:: Records from a data source ::
******

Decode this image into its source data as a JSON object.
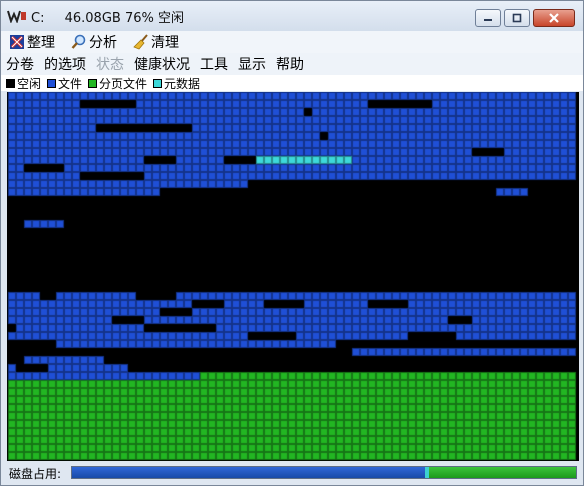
{
  "window": {
    "drive": "C:",
    "summary": "46.08GB 76% 空闲",
    "buttons": [
      "minimize",
      "maximize",
      "close"
    ]
  },
  "toolbar": {
    "items": [
      {
        "label": "整理",
        "icon": "defrag-icon"
      },
      {
        "label": "分析",
        "icon": "magnifier-icon"
      },
      {
        "label": "清理",
        "icon": "broom-icon"
      }
    ]
  },
  "menu": {
    "items": [
      {
        "label": "分卷",
        "disabled": false
      },
      {
        "label": "的选项",
        "disabled": false
      },
      {
        "label": "状态",
        "disabled": true
      },
      {
        "label": "健康状况",
        "disabled": false
      },
      {
        "label": "工具",
        "disabled": false
      },
      {
        "label": "显示",
        "disabled": false
      },
      {
        "label": "帮助",
        "disabled": false
      }
    ]
  },
  "legend": {
    "items": [
      {
        "label": "空闲",
        "color": "#000000"
      },
      {
        "label": "文件",
        "color": "#1f4fd6"
      },
      {
        "label": "分页文件",
        "color": "#22b622"
      },
      {
        "label": "元数据",
        "color": "#3dd9d9"
      }
    ]
  },
  "colors": {
    "free": "#000000",
    "file": "#1f4fd6",
    "pagefile": "#22b622",
    "metadata": "#3dd9d9"
  },
  "status": {
    "label": "磁盘占用:",
    "used_fraction": 0.7,
    "metadata_fraction": 0.008
  }
}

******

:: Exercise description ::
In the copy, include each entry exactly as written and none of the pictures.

:: Solution for this problem ::
Decode this image into its source data as a JSON object.
{
  "window": {
    "drive": "C:",
    "summary": "46.08GB 76% 空闲",
    "buttons": [
      "minimize",
      "maximize",
      "close"
    ]
  },
  "toolbar": {
    "items": [
      {
        "label": "整理",
        "icon": "defrag-icon"
      },
      {
        "label": "分析",
        "icon": "magnifier-icon"
      },
      {
        "label": "清理",
        "icon": "broom-icon"
      }
    ]
  },
  "menu": {
    "items": [
      {
        "label": "分卷",
        "disabled": false
      },
      {
        "label": "的选项",
        "disabled": false
      },
      {
        "label": "状态",
        "disabled": true
      },
      {
        "label": "健康状况",
        "disabled": false
      },
      {
        "label": "工具",
        "disabled": false
      },
      {
        "label": "显示",
        "disabled": false
      },
      {
        "label": "帮助",
        "disabled": false
      }
    ]
  },
  "legend": {
    "items": [
      {
        "label": "空闲",
        "color": "#000000"
      },
      {
        "label": "文件",
        "color": "#1f4fd6"
      },
      {
        "label": "分页文件",
        "color": "#22b622"
      },
      {
        "label": "元数据",
        "color": "#3dd9d9"
      }
    ]
  },
  "colors": {
    "free": "#000000",
    "file": "#1f4fd6",
    "pagefile": "#22b622",
    "metadata": "#3dd9d9"
  },
  "status": {
    "label": "磁盘占用:",
    "used_fraction": 0.7,
    "metadata_fraction": 0.008
  }
}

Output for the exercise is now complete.